For far too long, people with diabetes were denied health insurance outright because of their diabetes or required to pay an exorbitant amount for health insurance coverage. The Patient Protection and Affordable Care Act (ACA), signed into law in March of 2010, provided comprehensive health reform in the United States and brought important changes to our healthcare system that were long overdue. The law has improved access to and the affordability of health insurance for individuals and families.

For the millions of people with diabetes and those at risk of developing it, the ACA provides access to quality healthcare that is vital to the prevention and management of diabetes and maintaining overall health.

Consumer protections

The ACA provides essential insurance reforms designed to make adequate and affordable health insurance accessible to nearly all Americans. Many provisions in the ACA benefit people with diabetes:
Protects people with diabetes who, prior to the ACA, were discriminated against because of their disease when they sought health insurance
Eliminates annual and lifetime dollar limits on health insurance coverage
Prohibits insurers from charging people more for insurance based on their health or gender
Provides access to free preventive care
Allows young adults to stay on their parent’s insurance plans up to age 26
Lowers prescription drug costs for seniors
Established the National Diabetes Prevention Program, a successful program aimed at preventing type 2 diabetes

Coverage expansion

The ACA established a Health Insurance Marketplace in every state. Here, individuals and families can shop for and buy health insurance. To help pay for monthly insurance premiums, financial assistance—through a tax credit—is available for people who meet income requirements. In addition, some low- and moderate-income individuals are eligible for other assistance to lower their out-of-pocket costs when they access healthcare.

Prior to the ACA, even people with insurance faced barriers to managing their diabetes since insurance plans didn’t necessarily cover the most basic diabetes needs. The ACA established a minimum set of Essential Health Benefits (EHB), which include hospitalization, chronic care management, prescription drugs, and preventive services, that must be covered in all plans sold in the state marketplaces and also in some plans available outside the marketplaces. The ACA also established an annual out-of-pocket maximum for marketplace plans to help protect consumers from large medical bills. Finally, the law gave states the option to expand their Medicaid program to all Americans under age 65 whose family income is at or below 133 percent of federal poverty guidelines.

Supreme Court decision

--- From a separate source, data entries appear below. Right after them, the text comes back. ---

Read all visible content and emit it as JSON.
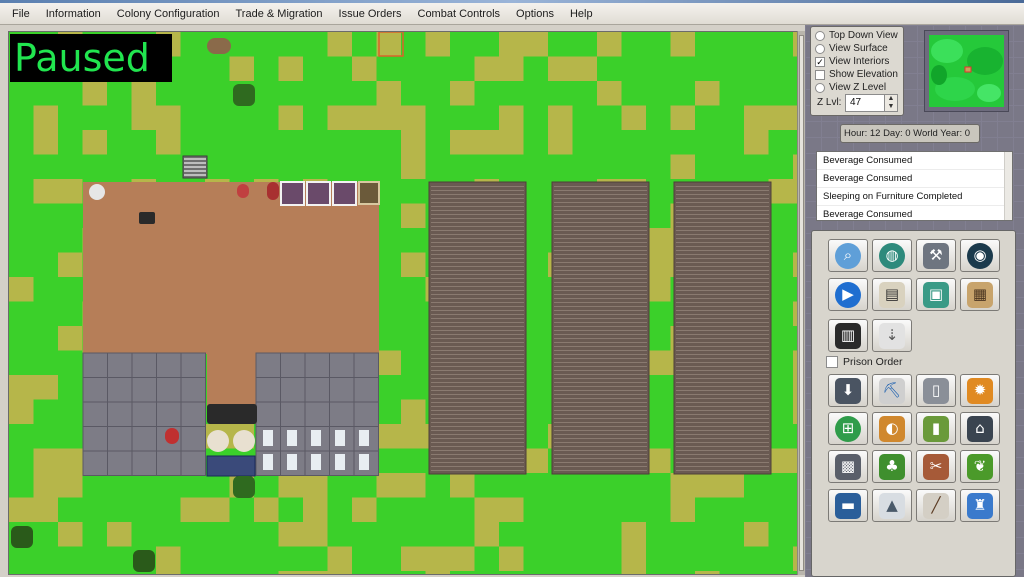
{
  "menu": [
    "File",
    "Information",
    "Colony Configuration",
    "Trade & Migration",
    "Issue Orders",
    "Combat Controls",
    "Options",
    "Help"
  ],
  "status": {
    "paused_text": "Paused"
  },
  "view_options": [
    {
      "label": "Top Down View",
      "kind": "radio",
      "checked": true
    },
    {
      "label": "View Surface",
      "kind": "radio",
      "checked": false
    },
    {
      "label": "View Interiors",
      "kind": "check",
      "checked": true
    },
    {
      "label": "Show Elevation",
      "kind": "check",
      "checked": false
    },
    {
      "label": "View Z Level",
      "kind": "radio",
      "checked": false
    }
  ],
  "z_level": {
    "label": "Z Lvl:",
    "value": "47"
  },
  "time": {
    "text": "Hour: 12 Day: 0 World Year: 0"
  },
  "messages": [
    "Beverage Consumed",
    "Beverage Consumed",
    "Sleeping on Furniture Completed",
    "Beverage Consumed"
  ],
  "prison_order": {
    "label": "Prison Order",
    "checked": false
  },
  "tool_rows_top": [
    [
      "magnifier-icon",
      "globe-icon",
      "workshop-icon",
      "eye-icon"
    ],
    [
      "play-icon",
      "book-icon",
      "machine-icon",
      "scroll-icon"
    ],
    [
      "stockpile-icon",
      "shovel-icon"
    ]
  ],
  "tool_rows_bottom": [
    [
      "drill-icon",
      "pickaxe-icon",
      "armor-icon",
      "fire-icon"
    ],
    [
      "grid-icon",
      "beacon-icon",
      "battery-icon",
      "factory-icon"
    ],
    [
      "crate-icon",
      "sprout-icon",
      "harvest-icon",
      "leaf-icon"
    ],
    [
      "vehicle-icon",
      "crystal-icon",
      "rifle-icon",
      "tower-icon"
    ]
  ],
  "colors": {
    "grass": "#3bd02a",
    "dry_grass": "#b6b64a",
    "dirt": "#b67e58",
    "crop": "#6a5a52",
    "floor": "#7d7c86",
    "paused_text": "#21e54f"
  }
}
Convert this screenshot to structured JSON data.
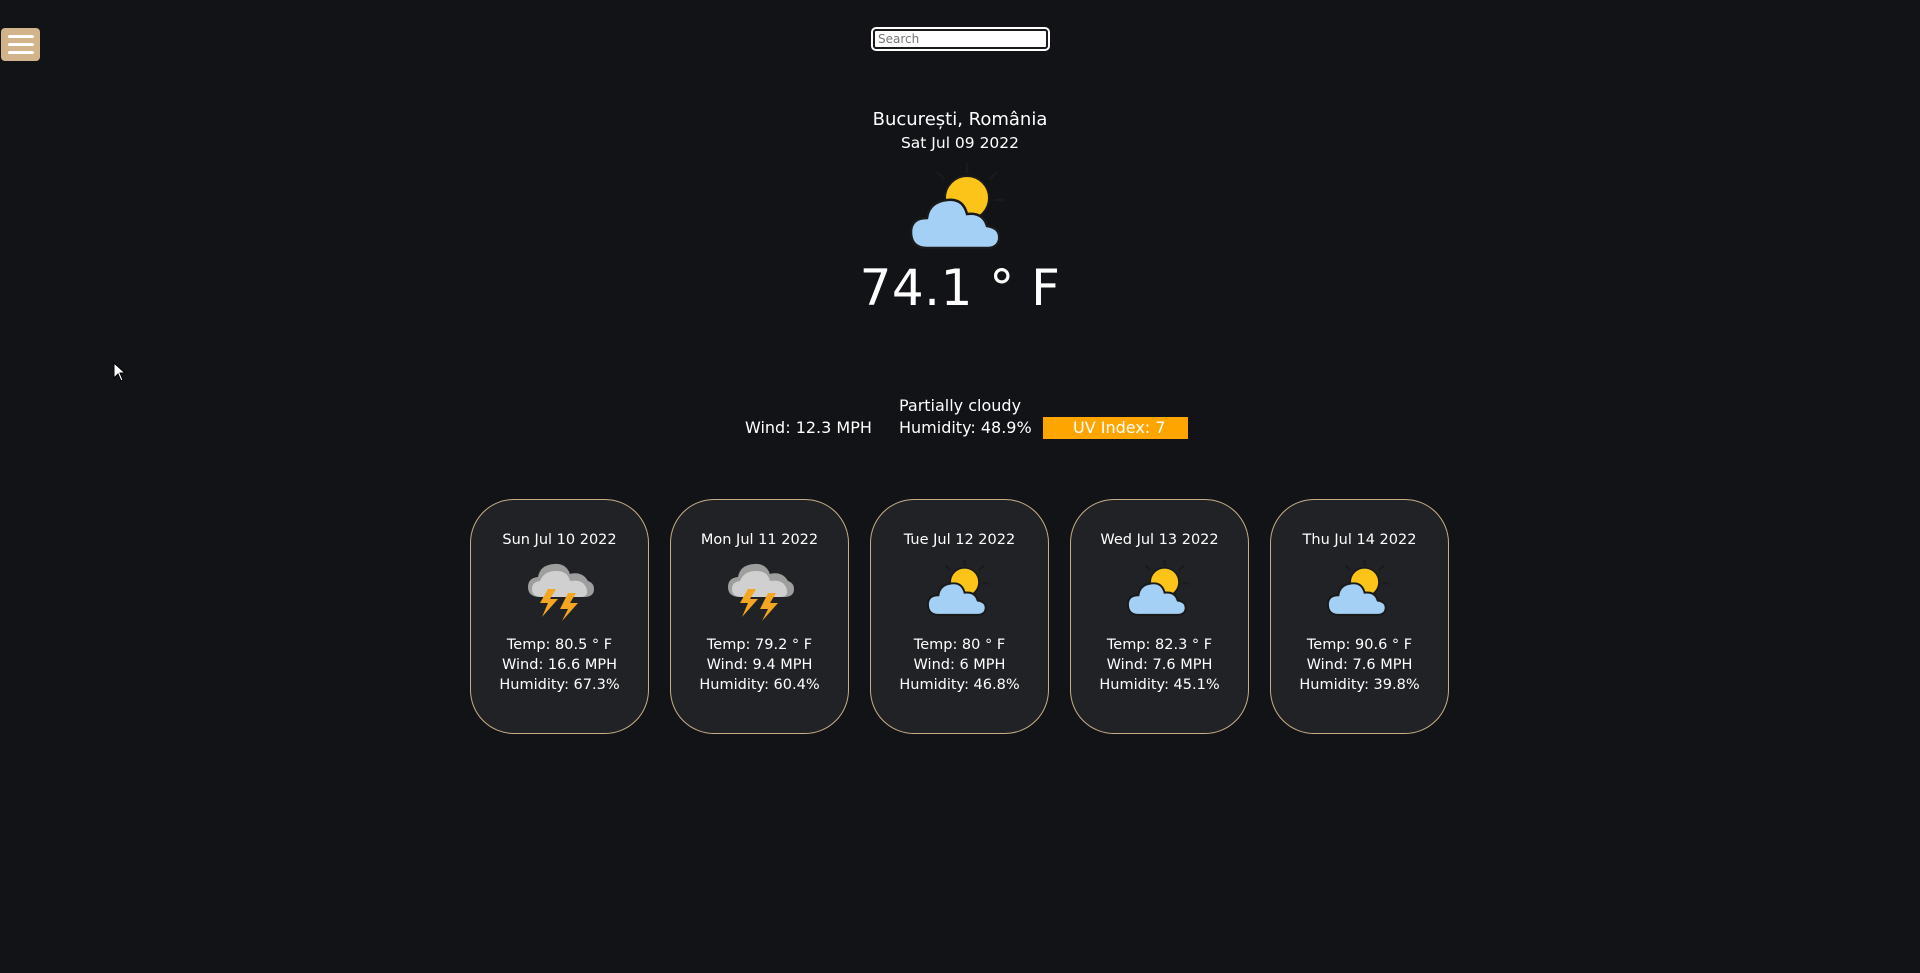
{
  "menu": {
    "icon": "hamburger-menu-icon"
  },
  "search": {
    "placeholder": "Search",
    "value": ""
  },
  "current": {
    "location": "București, România",
    "date": "Sat Jul 09 2022",
    "icon": "partly-cloudy-icon",
    "temperature": "74.1 ° F",
    "conditions": "Partially cloudy",
    "wind": "Wind: 12.3 MPH",
    "humidity": "Humidity: 48.9%",
    "uv": "UV Index: 7"
  },
  "colors": {
    "background": "#121317",
    "card_border": "#c9ad88",
    "uv_badge": "#ffa500",
    "menu_button": "#d2b48c"
  },
  "forecast": [
    {
      "date": "Sun Jul 10 2022",
      "icon": "thunderstorm-icon",
      "temp": "Temp: 80.5 ° F",
      "wind": "Wind: 16.6 MPH",
      "humidity": "Humidity: 67.3%"
    },
    {
      "date": "Mon Jul 11 2022",
      "icon": "thunderstorm-icon",
      "temp": "Temp: 79.2 ° F",
      "wind": "Wind: 9.4 MPH",
      "humidity": "Humidity: 60.4%"
    },
    {
      "date": "Tue Jul 12 2022",
      "icon": "partly-cloudy-icon",
      "temp": "Temp: 80 ° F",
      "wind": "Wind: 6 MPH",
      "humidity": "Humidity: 46.8%"
    },
    {
      "date": "Wed Jul 13 2022",
      "icon": "partly-cloudy-icon",
      "temp": "Temp: 82.3 ° F",
      "wind": "Wind: 7.6 MPH",
      "humidity": "Humidity: 45.1%"
    },
    {
      "date": "Thu Jul 14 2022",
      "icon": "partly-cloudy-icon",
      "temp": "Temp: 90.6 ° F",
      "wind": "Wind: 7.6 MPH",
      "humidity": "Humidity: 39.8%"
    }
  ]
}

In June of 2015, the Supreme Court ruled 6–3 in King v. Burwell, a landmark ACA case. The ruling, in favor of the defendant, ensures that residents in all 50 states are eligible for health insurance subsidies. The decision ensures that 6.4 million Americans in the 34 states that utilize the federal marketplace will continue to receive financial assistance to make health coverage affordable. View the ADA press release.

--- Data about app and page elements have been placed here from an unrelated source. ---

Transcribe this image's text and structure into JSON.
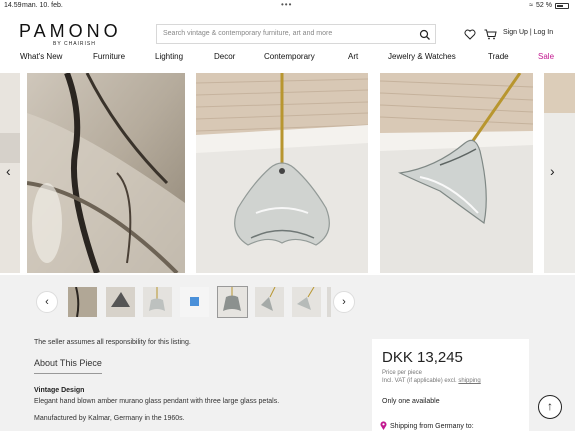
{
  "status_bar": {
    "time": "14.59",
    "date": "man. 10. feb.",
    "dots": "•••",
    "battery": "52 %"
  },
  "header": {
    "logo_text": "PAMONO",
    "logo_sub": "BY CHAIRISH",
    "search_placeholder": "Search vintage & contemporary furniture, art and more",
    "sign_up": "Sign Up",
    "separator": "|",
    "log_in": "Log In",
    "icons": [
      "heart-icon",
      "cart-icon",
      "search-icon"
    ]
  },
  "nav": [
    {
      "label": "What's New"
    },
    {
      "label": "Furniture"
    },
    {
      "label": "Lighting"
    },
    {
      "label": "Decor"
    },
    {
      "label": "Contemporary"
    },
    {
      "label": "Art"
    },
    {
      "label": "Jewelry & Watches"
    },
    {
      "label": "Trade"
    },
    {
      "label": "Sale"
    }
  ],
  "gallery": {
    "prev": "‹",
    "next": "›",
    "thumb_count": 8,
    "selected_thumb": 4
  },
  "listing": {
    "seller_note": "The seller assumes all responsibility for this listing.",
    "about_title": "About This Piece",
    "section_title": "Vintage Design",
    "description": "Elegant hand blown amber murano glass pendant with three large glass petals.",
    "manufacture": "Manufactured by Kalmar, Germany in the 1960s."
  },
  "price_card": {
    "price": "DKK 13,245",
    "price_per": "Price per piece",
    "vat_prefix": "Incl. VAT (if applicable) excl.",
    "vat_link": "shipping",
    "availability": "Only one available",
    "shipping": "Shipping from Germany to:"
  },
  "colors": {
    "sale": "#c2188f",
    "accent": "#c2188f",
    "panel": "#f1f1f1"
  }
}
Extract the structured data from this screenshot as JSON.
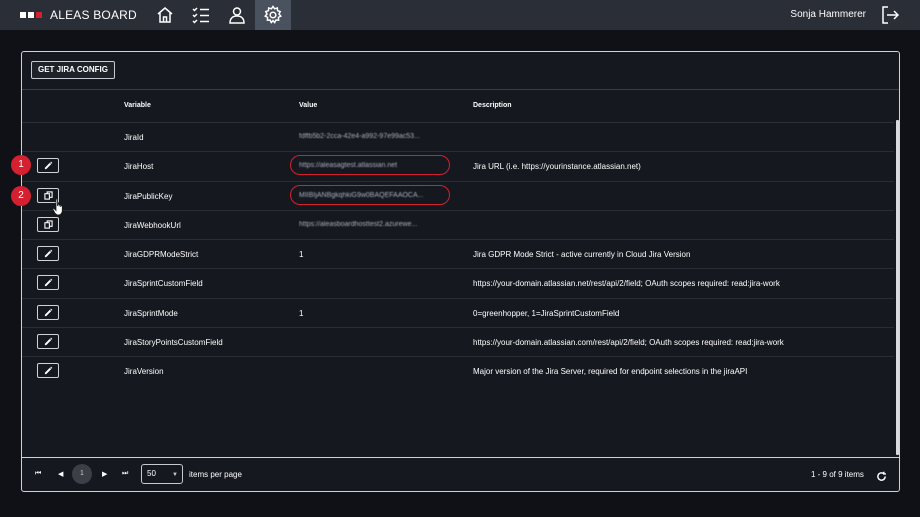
{
  "app": {
    "brand": "ALEAS BOARD",
    "user_name": "Sonja Hammerer"
  },
  "nav": [
    "home-icon",
    "checklist-icon",
    "user-icon",
    "settings-icon"
  ],
  "toolbar": {
    "get_config_label": "GET JIRA CONFIG"
  },
  "table": {
    "headers": {
      "variable": "Variable",
      "value": "Value",
      "description": "Description"
    },
    "rows": [
      {
        "variable": "JiraId",
        "value": "fdffb5b2-2cca-42e4-a992-97e99ac53...",
        "description": "",
        "action": "none",
        "value_blurred": true
      },
      {
        "variable": "JiraHost",
        "value": "https://aleasagtest.atlassian.net",
        "description": "Jira URL (i.e. https://yourinstance.atlassian.net)",
        "action": "edit-icon",
        "value_blurred": true
      },
      {
        "variable": "JiraPublicKey",
        "value": "MIIBIjANBgkqhkiG9w0BAQEFAAOCA...",
        "description": "",
        "action": "copy-icon",
        "value_blurred": true
      },
      {
        "variable": "JiraWebhookUrl",
        "value": "https://aleasboardhosttest2.azurewe...",
        "description": "",
        "action": "copy-icon",
        "value_blurred": true
      },
      {
        "variable": "JiraGDPRModeStrict",
        "value": "1",
        "description": "Jira GDPR Mode Strict - active currently in Cloud Jira Version",
        "action": "edit-icon",
        "value_blurred": false
      },
      {
        "variable": "JiraSprintCustomField",
        "value": "",
        "description": "https://your-domain.atlassian.net/rest/api/2/field; OAuth scopes required: read:jira-work",
        "action": "edit-icon",
        "value_blurred": false
      },
      {
        "variable": "JiraSprintMode",
        "value": "1",
        "description": "0=greenhopper, 1=JiraSprintCustomField",
        "action": "edit-icon",
        "value_blurred": false
      },
      {
        "variable": "JiraStoryPointsCustomField",
        "value": "",
        "description": "https://your-domain.atlassian.com/rest/api/2/field; OAuth scopes required: read:jira-work",
        "action": "edit-icon",
        "value_blurred": false
      },
      {
        "variable": "JiraVersion",
        "value": "",
        "description": "Major version of the Jira Server, required for endpoint selections in the jiraAPI",
        "action": "edit-icon",
        "value_blurred": false
      }
    ]
  },
  "pagination": {
    "current_page": "1",
    "per_page": "50",
    "per_page_label": "items per page",
    "range_label": "1 - 9 of 9 items"
  },
  "markers": [
    "1",
    "2"
  ],
  "colors": {
    "accent": "#d4202f",
    "topbar": "#2a2e37",
    "active_tab": "#4a5260",
    "background": "#0f1116"
  }
}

The ACA has greatly reduced the number of uninsured Americans and has improved the affordability of insurance for millions. However, more education is needed so people fully understand the benefits and requirements under the law.

The ACA did not create a perfect healthcare system; people with diabetes still face obstacles when trying to access insurance coverage and care. But for millions, the law has brought real, positive change to their lives and their ability to manage their disease.

For related information, check out these other Diabetic Connect assets:

Understanding the Affordable Care Act (video)
Two Types of Health Insurance and How to Pick the Right Insurance Plan for You
Important Questions to Ask Your Health Insurance Provider